▸ **Your assignment**
Set down the data again exactly. Pictures are not part of the copy.
┄┄┄┄┄┄
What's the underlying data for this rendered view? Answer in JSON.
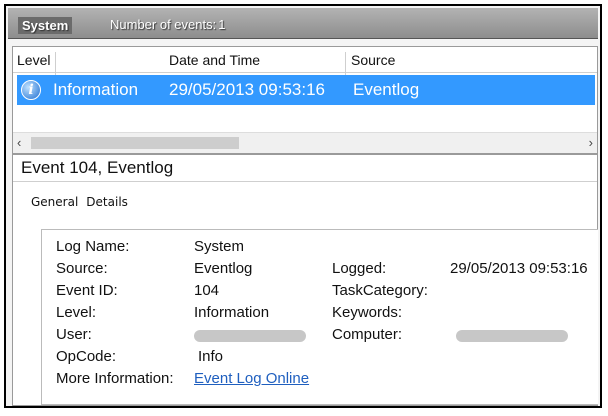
{
  "header": {
    "log_name": "System",
    "events_label": "Number of events:",
    "events_count": "1"
  },
  "list": {
    "columns": {
      "level": "Level",
      "date_time": "Date and Time",
      "source": "Source"
    },
    "rows": [
      {
        "level": "Information",
        "date_time": "29/05/2013 09:53:16",
        "source": "Eventlog"
      }
    ],
    "scroll_left": "‹",
    "scroll_right": "›"
  },
  "detail": {
    "title": "Event 104, Eventlog",
    "tabs": {
      "general": "General",
      "details": "Details"
    },
    "labels": {
      "log_name": "Log Name:",
      "source": "Source:",
      "event_id": "Event ID:",
      "level": "Level:",
      "user": "User:",
      "opcode": "OpCode:",
      "more_info": "More Information:",
      "logged": "Logged:",
      "task_category": "TaskCategory:",
      "keywords": "Keywords:",
      "computer": "Computer:"
    },
    "values": {
      "log_name": "System",
      "source": "Eventlog",
      "event_id": "104",
      "level": "Information",
      "opcode": "Info",
      "more_info_link": "Event Log Online",
      "logged": "29/05/2013 09:53:16"
    }
  },
  "colors": {
    "selection": "#3399ff",
    "link": "#1f5fbf"
  },
  "icons": {
    "row_level": "information-icon"
  }
}
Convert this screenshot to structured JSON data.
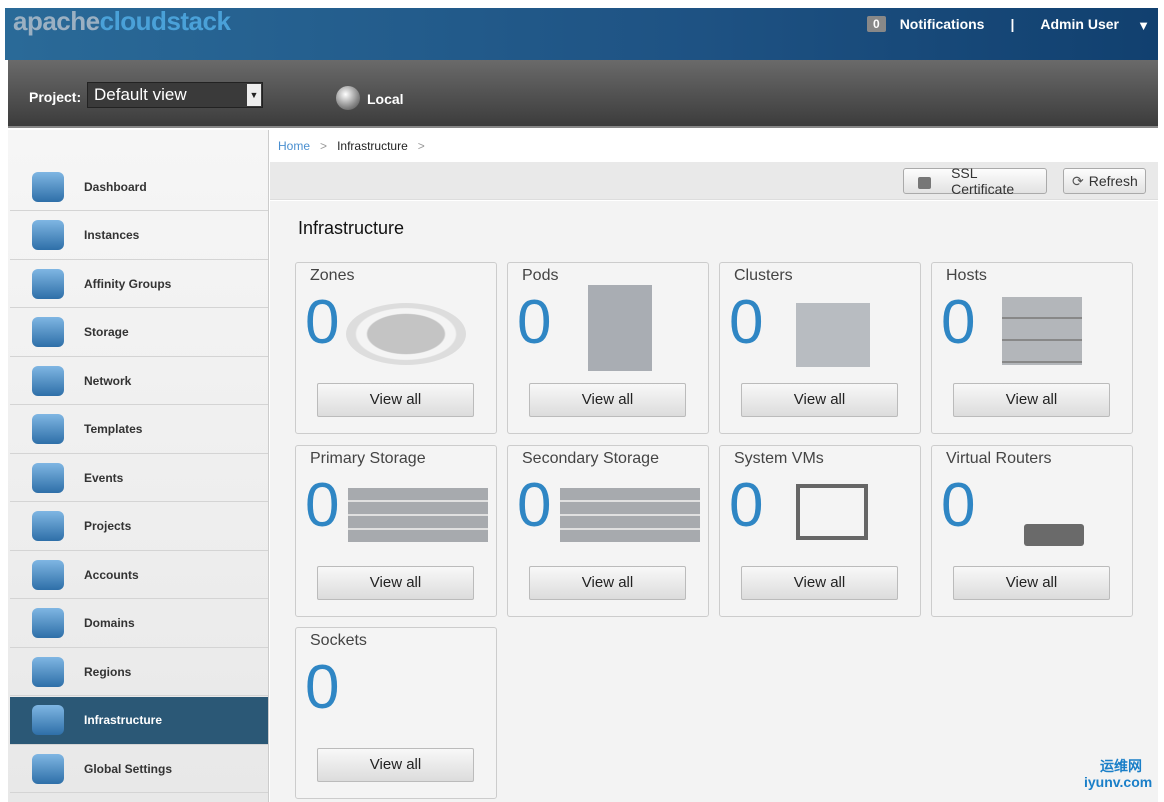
{
  "header": {
    "logo": "apachecloudstack",
    "logo_a": "apache",
    "logo_b": "cloudstack",
    "notification_count": "0",
    "notifications_label": "Notifications",
    "separator": "|",
    "user": "Admin User"
  },
  "project_bar": {
    "label": "Project:",
    "selected": "Default view",
    "zone": "Local"
  },
  "sidebar": {
    "items": [
      {
        "label": "Dashboard"
      },
      {
        "label": "Instances"
      },
      {
        "label": "Affinity Groups"
      },
      {
        "label": "Storage"
      },
      {
        "label": "Network"
      },
      {
        "label": "Templates"
      },
      {
        "label": "Events"
      },
      {
        "label": "Projects"
      },
      {
        "label": "Accounts"
      },
      {
        "label": "Domains"
      },
      {
        "label": "Regions"
      },
      {
        "label": "Infrastructure",
        "active": true
      },
      {
        "label": "Global Settings"
      }
    ]
  },
  "breadcrumb": {
    "home": "Home",
    "sep": ">",
    "current": "Infrastructure"
  },
  "toolbar": {
    "ssl": "SSL Certificate",
    "refresh": "Refresh"
  },
  "page_title": "Infrastructure",
  "cards": [
    {
      "title": "Zones",
      "count": "0",
      "button": "View all"
    },
    {
      "title": "Pods",
      "count": "0",
      "button": "View all"
    },
    {
      "title": "Clusters",
      "count": "0",
      "button": "View all"
    },
    {
      "title": "Hosts",
      "count": "0",
      "button": "View all"
    },
    {
      "title": "Primary Storage",
      "count": "0",
      "button": "View all"
    },
    {
      "title": "Secondary Storage",
      "count": "0",
      "button": "View all"
    },
    {
      "title": "System VMs",
      "count": "0",
      "button": "View all"
    },
    {
      "title": "Virtual Routers",
      "count": "0",
      "button": "View all"
    },
    {
      "title": "Sockets",
      "count": "0",
      "button": "View all"
    }
  ],
  "watermark": {
    "line1": "运维网",
    "line2": "iyunv.com"
  }
}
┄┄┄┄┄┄
▸ **Output of the task**
What's the underlying data for this rendered view? Answer in JSON.
{
  "header": {
    "log_name": "System",
    "events_label": "Number of events:",
    "events_count": "1"
  },
  "list": {
    "columns": {
      "level": "Level",
      "date_time": "Date and Time",
      "source": "Source"
    },
    "rows": [
      {
        "level": "Information",
        "date_time": "29/05/2013 09:53:16",
        "source": "Eventlog"
      }
    ],
    "scroll_left": "‹",
    "scroll_right": "›"
  },
  "detail": {
    "title": "Event 104, Eventlog",
    "tabs": {
      "general": "General",
      "details": "Details"
    },
    "labels": {
      "log_name": "Log Name:",
      "source": "Source:",
      "event_id": "Event ID:",
      "level": "Level:",
      "user": "User:",
      "opcode": "OpCode:",
      "more_info": "More Information:",
      "logged": "Logged:",
      "task_category": "TaskCategory:",
      "keywords": "Keywords:",
      "computer": "Computer:"
    },
    "values": {
      "log_name": "System",
      "source": "Eventlog",
      "event_id": "104",
      "level": "Information",
      "opcode": "Info",
      "more_info_link": "Event Log Online",
      "logged": "29/05/2013 09:53:16"
    }
  },
  "colors": {
    "selection": "#3399ff",
    "link": "#1f5fbf"
  },
  "icons": {
    "row_level": "information-icon"
  }
}
Convert this screenshot to structured JSON data.
{
  "header": {
    "logo": "apachecloudstack",
    "logo_a": "apache",
    "logo_b": "cloudstack",
    "notification_count": "0",
    "notifications_label": "Notifications",
    "separator": "|",
    "user": "Admin User"
  },
  "project_bar": {
    "label": "Project:",
    "selected": "Default view",
    "zone": "Local"
  },
  "sidebar": {
    "items": [
      {
        "label": "Dashboard"
      },
      {
        "label": "Instances"
      },
      {
        "label": "Affinity Groups"
      },
      {
        "label": "Storage"
      },
      {
        "label": "Network"
      },
      {
        "label": "Templates"
      },
      {
        "label": "Events"
      },
      {
        "label": "Projects"
      },
      {
        "label": "Accounts"
      },
      {
        "label": "Domains"
      },
      {
        "label": "Regions"
      },
      {
        "label": "Infrastructure",
        "active": true
      },
      {
        "label": "Global Settings"
      }
    ]
  },
  "breadcrumb": {
    "home": "Home",
    "sep": ">",
    "current": "Infrastructure"
  },
  "toolbar": {
    "ssl": "SSL Certificate",
    "refresh": "Refresh"
  },
  "page_title": "Infrastructure",
  "cards": [
    {
      "title": "Zones",
      "count": "0",
      "button": "View all"
    },
    {
      "title": "Pods",
      "count": "0",
      "button": "View all"
    },
    {
      "title": "Clusters",
      "count": "0",
      "button": "View all"
    },
    {
      "title": "Hosts",
      "count": "0",
      "button": "View all"
    },
    {
      "title": "Primary Storage",
      "count": "0",
      "button": "View all"
    },
    {
      "title": "Secondary Storage",
      "count": "0",
      "button": "View all"
    },
    {
      "title": "System VMs",
      "count": "0",
      "button": "View all"
    },
    {
      "title": "Virtual Routers",
      "count": "0",
      "button": "View all"
    },
    {
      "title": "Sockets",
      "count": "0",
      "button": "View all"
    }
  ],
  "watermark": {
    "line1": "运维网",
    "line2": "iyunv.com"
  }
}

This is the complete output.